Analysis of responses to consultation (Oil and Gas infrastructure: Access Provisions and Voluntary Arrangements, February 2001URN 01/540) on review of the industry Code of Practice on Infrastructure
Consultation Document Contents
This links to Section 7.1 of Field Development Guidelines
This links to Section 7.2 of Field Development Guidelines
This links to Section 6.2 of Field Development Guidelines
This links to Section 6.5 of Field Development Guidelines
| Table of Contents
Appendix 1 | Appendix 2 | Appendix 3 | Appendix 4 | Appendix 5 | Appendix 6 | Appendix 7 | Appendix 8 | Appendix 9
Appendix 10 | Appendix 11 | Appendix 12 | Appendix 13 | Appendix 14 | Appendix 15 | Appendix 16 | Appendix 17
Index Map | Plate 1 | Plate 2W | Plate 2E | Plate 3W | Plate 3E | Plate 4W | Plate 4E | Plate 5 | Plate 6

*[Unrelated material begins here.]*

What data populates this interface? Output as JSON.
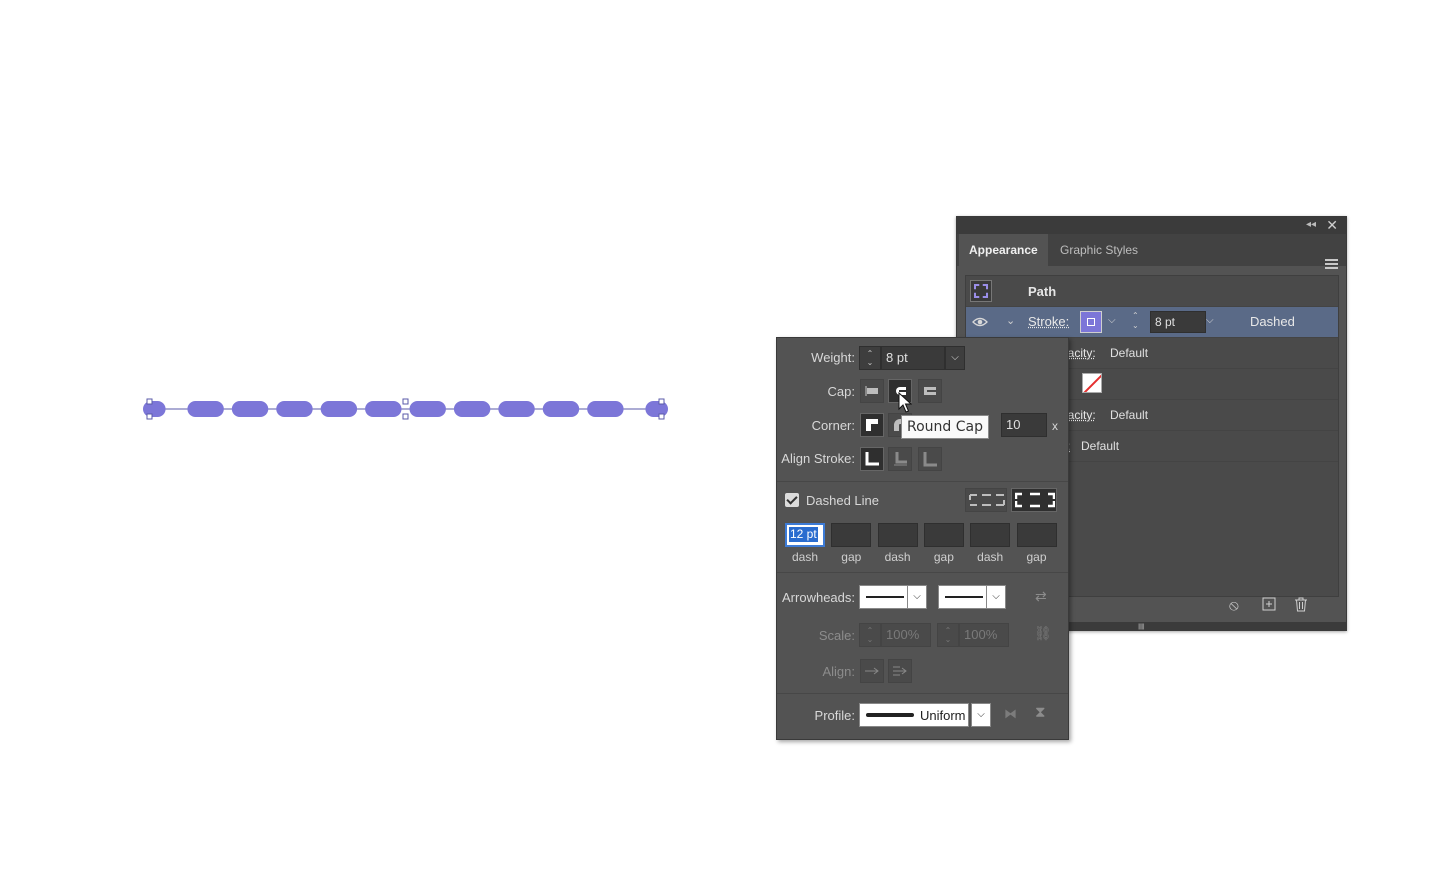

Plate 7 | Plate 8W | Plate 8E | Plate 9W | Plate 9E | Plate 10W | Plate 10E | Plate 11 | Plate 12 | Legend